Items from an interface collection
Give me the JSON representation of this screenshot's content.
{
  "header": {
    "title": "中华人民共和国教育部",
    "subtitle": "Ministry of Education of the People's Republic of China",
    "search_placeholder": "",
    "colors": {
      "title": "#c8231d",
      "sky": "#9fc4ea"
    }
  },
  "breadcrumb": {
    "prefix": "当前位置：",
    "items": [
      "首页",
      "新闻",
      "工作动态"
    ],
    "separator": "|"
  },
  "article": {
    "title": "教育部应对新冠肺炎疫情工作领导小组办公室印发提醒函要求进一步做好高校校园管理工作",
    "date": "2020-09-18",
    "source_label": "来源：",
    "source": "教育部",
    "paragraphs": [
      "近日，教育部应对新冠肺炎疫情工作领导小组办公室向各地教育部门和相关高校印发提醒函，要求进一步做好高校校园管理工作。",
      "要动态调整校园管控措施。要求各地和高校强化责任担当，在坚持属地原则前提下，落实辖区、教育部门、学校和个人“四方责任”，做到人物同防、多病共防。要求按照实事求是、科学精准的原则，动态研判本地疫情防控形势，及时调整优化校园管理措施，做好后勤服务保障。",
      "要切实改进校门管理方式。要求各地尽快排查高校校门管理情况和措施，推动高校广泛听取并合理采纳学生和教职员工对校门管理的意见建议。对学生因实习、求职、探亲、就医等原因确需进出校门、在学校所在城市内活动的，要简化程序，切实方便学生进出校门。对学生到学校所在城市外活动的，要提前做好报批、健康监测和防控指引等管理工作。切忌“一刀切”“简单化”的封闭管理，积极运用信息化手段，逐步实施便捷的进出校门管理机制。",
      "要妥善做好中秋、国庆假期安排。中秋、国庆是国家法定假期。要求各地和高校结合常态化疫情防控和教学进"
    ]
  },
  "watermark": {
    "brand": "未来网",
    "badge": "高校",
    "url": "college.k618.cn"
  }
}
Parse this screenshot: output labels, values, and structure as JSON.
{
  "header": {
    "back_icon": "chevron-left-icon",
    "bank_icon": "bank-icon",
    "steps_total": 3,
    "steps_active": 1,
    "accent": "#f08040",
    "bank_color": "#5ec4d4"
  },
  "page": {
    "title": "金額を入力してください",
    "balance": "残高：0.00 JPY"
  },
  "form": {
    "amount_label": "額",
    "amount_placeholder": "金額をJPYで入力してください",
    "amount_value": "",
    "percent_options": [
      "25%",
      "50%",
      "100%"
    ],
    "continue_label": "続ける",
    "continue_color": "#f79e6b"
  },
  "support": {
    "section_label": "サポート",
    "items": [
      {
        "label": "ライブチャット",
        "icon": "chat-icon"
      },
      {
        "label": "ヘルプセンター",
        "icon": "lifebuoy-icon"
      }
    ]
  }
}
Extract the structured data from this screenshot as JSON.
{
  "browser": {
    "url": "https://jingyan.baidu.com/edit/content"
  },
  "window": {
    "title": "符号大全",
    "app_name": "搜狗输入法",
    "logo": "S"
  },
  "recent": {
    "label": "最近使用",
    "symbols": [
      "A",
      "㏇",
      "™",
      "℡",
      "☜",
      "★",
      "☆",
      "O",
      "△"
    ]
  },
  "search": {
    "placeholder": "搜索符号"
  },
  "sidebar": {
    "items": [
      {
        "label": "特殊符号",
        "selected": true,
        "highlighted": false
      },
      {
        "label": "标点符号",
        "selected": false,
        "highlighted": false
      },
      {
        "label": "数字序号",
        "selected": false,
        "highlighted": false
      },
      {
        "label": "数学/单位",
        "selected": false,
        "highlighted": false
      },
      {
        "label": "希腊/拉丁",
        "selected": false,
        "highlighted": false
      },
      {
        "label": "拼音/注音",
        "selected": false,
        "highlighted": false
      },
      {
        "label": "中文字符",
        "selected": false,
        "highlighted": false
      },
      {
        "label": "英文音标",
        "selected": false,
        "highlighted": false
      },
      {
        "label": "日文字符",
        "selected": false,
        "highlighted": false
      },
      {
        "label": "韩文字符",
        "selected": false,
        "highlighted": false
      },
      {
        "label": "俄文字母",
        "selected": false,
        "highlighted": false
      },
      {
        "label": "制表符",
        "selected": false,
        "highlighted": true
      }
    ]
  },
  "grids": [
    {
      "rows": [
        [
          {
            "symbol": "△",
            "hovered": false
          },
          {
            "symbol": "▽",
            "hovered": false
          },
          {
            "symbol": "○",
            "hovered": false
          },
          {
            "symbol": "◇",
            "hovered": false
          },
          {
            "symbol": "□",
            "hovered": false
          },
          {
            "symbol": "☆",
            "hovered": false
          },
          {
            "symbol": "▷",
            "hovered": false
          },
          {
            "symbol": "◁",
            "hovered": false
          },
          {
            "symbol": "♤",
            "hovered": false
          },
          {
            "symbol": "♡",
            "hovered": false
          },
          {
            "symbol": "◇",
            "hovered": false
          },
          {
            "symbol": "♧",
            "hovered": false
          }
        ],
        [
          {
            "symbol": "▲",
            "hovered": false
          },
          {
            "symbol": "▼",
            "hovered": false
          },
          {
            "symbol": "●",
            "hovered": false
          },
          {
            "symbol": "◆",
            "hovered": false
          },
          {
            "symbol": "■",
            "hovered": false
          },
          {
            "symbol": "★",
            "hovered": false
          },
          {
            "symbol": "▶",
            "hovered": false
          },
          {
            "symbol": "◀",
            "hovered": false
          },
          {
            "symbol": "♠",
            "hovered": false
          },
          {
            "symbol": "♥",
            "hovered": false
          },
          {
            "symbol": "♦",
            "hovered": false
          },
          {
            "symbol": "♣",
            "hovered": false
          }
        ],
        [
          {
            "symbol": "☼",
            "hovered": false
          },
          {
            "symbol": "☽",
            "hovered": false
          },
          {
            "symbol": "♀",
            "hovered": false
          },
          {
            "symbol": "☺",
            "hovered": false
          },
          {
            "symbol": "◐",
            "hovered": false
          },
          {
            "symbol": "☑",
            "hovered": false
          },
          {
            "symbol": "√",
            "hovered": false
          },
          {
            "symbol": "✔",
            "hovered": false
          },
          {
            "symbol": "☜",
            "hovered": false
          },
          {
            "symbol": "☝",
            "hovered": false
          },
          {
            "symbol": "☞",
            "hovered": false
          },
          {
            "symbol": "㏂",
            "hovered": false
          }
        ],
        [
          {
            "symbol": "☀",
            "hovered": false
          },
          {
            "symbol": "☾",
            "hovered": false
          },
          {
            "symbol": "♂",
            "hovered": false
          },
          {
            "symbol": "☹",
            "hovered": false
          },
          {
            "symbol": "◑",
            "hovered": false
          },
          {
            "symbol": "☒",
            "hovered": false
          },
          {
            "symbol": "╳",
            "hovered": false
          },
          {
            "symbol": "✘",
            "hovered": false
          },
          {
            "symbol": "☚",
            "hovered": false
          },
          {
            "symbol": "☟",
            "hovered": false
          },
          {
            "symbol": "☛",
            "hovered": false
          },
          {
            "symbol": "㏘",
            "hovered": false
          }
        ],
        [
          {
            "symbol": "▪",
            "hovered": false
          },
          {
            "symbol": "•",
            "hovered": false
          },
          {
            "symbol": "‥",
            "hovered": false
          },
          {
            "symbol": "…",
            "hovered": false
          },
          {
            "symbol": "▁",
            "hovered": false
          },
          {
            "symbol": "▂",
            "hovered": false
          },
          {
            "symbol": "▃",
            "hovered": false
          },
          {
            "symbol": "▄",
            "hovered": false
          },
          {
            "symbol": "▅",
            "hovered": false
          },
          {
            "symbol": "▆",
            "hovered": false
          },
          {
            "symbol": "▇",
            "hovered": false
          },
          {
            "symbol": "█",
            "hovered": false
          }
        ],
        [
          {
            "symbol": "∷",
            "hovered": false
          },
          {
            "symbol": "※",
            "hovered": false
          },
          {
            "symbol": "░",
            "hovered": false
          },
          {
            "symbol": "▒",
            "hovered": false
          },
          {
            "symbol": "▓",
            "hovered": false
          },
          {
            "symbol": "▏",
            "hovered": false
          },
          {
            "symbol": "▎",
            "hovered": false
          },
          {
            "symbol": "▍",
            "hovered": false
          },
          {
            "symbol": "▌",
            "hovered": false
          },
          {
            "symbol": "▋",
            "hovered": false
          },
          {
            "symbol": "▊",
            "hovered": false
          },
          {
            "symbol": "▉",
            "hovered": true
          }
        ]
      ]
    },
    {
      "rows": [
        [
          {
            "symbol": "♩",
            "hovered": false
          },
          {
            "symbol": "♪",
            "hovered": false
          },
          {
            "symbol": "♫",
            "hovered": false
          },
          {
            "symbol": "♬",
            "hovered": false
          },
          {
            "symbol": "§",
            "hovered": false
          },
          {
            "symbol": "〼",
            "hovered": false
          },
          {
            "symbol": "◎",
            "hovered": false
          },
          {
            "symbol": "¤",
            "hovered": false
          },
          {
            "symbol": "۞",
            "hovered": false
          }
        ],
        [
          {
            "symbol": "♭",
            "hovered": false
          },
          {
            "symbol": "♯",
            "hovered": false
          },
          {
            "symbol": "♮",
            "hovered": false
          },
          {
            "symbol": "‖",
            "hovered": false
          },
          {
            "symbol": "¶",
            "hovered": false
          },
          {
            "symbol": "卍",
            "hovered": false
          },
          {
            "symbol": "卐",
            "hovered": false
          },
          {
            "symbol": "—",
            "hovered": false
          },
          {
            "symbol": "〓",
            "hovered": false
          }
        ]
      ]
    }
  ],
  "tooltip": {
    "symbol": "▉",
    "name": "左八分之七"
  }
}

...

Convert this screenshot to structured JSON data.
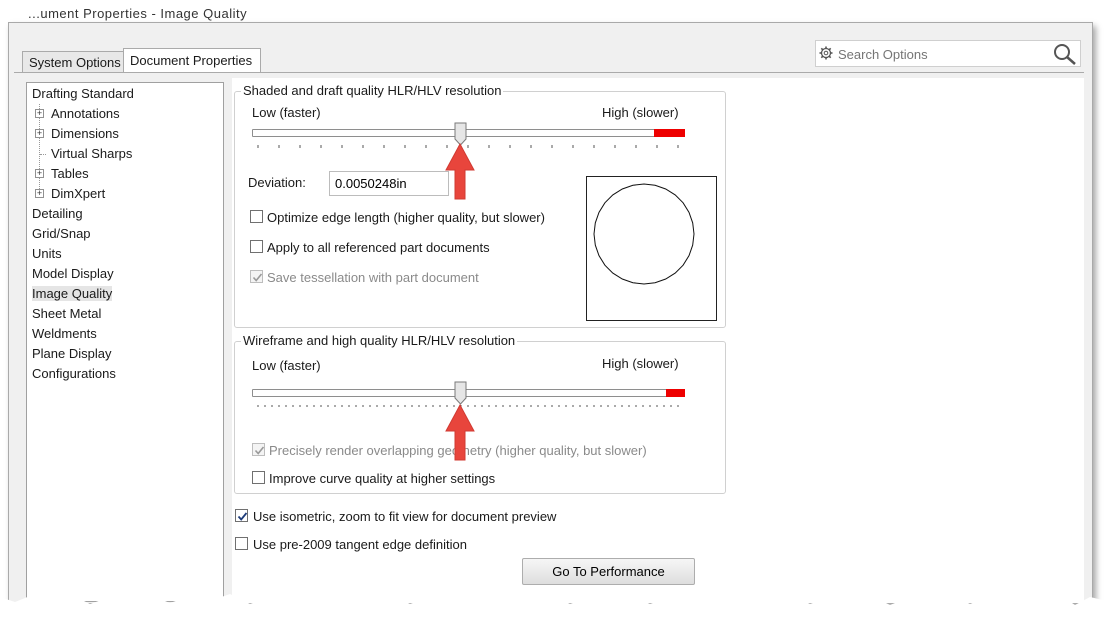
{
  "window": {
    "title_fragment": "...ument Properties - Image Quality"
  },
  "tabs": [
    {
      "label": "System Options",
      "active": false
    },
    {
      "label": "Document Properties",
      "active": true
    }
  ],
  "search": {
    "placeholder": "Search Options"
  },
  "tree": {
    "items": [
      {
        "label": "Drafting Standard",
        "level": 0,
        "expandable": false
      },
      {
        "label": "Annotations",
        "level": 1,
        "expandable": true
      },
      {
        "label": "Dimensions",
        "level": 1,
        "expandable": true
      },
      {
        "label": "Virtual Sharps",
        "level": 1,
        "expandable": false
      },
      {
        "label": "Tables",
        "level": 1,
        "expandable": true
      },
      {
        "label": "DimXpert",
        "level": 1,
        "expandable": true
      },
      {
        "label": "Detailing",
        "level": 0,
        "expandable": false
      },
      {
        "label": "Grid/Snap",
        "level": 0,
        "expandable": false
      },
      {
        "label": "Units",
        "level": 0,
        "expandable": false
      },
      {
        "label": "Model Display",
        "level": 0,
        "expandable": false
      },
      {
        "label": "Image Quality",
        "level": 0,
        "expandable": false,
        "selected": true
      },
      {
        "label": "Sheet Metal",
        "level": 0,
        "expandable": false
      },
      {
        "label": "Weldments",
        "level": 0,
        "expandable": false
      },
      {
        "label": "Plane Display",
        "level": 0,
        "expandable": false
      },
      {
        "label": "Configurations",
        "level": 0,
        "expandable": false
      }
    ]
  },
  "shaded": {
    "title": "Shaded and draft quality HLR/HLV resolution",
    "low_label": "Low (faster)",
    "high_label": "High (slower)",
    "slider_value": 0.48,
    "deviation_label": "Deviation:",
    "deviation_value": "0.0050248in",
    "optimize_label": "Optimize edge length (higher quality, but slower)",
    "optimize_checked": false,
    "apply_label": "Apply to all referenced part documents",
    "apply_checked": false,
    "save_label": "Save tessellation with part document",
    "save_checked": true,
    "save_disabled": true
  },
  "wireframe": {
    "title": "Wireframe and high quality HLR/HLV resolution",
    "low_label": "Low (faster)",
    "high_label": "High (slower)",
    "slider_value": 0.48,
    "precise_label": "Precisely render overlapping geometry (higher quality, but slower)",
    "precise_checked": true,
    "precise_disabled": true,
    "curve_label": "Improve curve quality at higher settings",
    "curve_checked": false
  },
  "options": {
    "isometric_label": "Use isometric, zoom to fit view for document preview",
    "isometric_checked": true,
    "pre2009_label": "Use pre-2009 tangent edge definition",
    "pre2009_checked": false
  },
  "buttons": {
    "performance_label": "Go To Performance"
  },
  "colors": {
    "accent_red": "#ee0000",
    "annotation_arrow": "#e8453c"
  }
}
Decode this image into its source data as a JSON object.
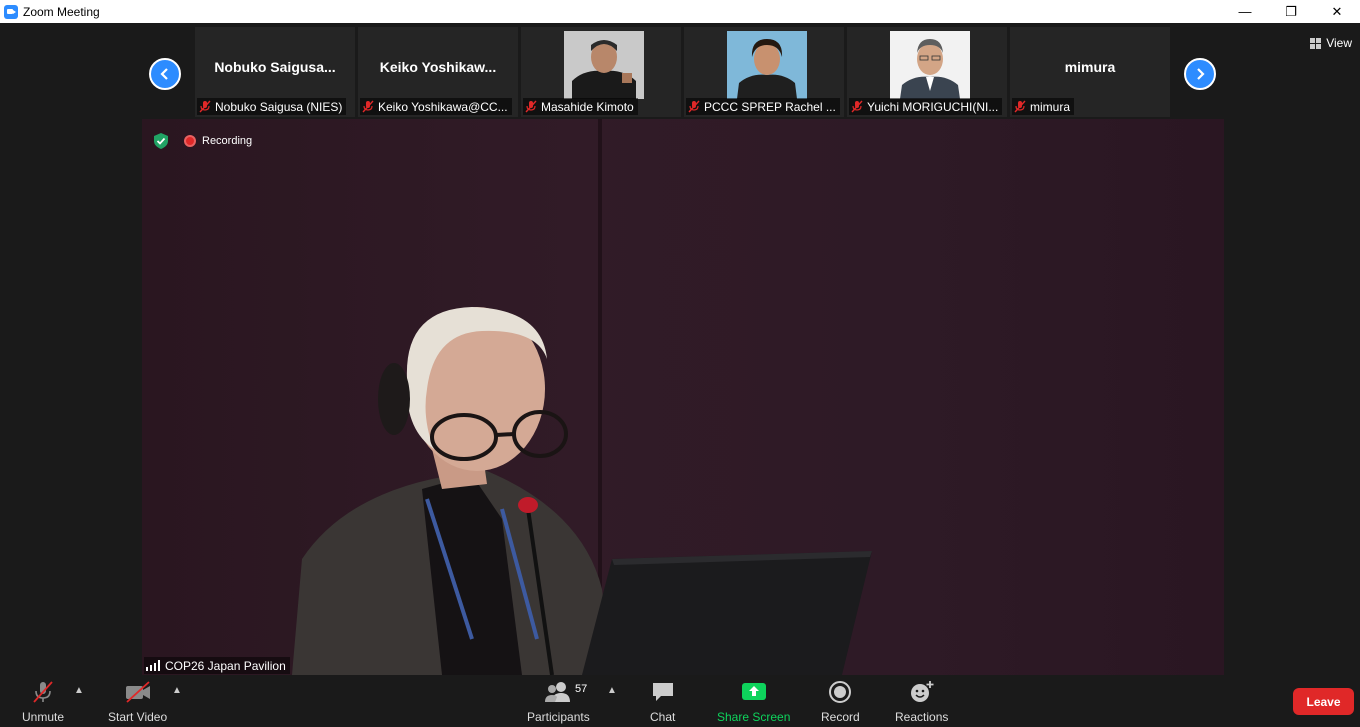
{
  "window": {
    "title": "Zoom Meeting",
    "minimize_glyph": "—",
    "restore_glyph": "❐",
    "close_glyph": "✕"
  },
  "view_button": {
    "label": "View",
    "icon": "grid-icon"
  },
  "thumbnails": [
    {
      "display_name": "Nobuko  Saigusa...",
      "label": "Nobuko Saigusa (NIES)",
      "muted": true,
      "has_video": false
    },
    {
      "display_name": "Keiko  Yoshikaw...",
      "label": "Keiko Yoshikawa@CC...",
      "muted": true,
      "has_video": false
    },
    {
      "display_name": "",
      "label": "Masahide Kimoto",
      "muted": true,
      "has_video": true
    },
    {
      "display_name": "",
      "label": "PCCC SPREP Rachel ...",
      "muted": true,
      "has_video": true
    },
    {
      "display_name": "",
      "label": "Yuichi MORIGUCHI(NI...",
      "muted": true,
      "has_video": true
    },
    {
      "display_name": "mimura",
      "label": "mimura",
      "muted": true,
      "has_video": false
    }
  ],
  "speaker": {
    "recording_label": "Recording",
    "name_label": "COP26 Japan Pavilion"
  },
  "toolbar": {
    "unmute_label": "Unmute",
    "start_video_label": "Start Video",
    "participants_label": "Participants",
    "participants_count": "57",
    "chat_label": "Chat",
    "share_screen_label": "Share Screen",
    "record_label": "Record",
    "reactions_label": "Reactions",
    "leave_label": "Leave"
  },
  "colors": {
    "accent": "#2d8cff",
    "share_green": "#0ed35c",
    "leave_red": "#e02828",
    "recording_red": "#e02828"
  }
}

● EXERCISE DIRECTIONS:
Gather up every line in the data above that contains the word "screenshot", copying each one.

● WORKED SOLUTION:
Give me the JSON representation of this screenshot's content.
Parse this screenshot: output labels, values, and structure as JSON.
Extract the structured data from this screenshot as JSON.
Convert this screenshot to structured JSON data.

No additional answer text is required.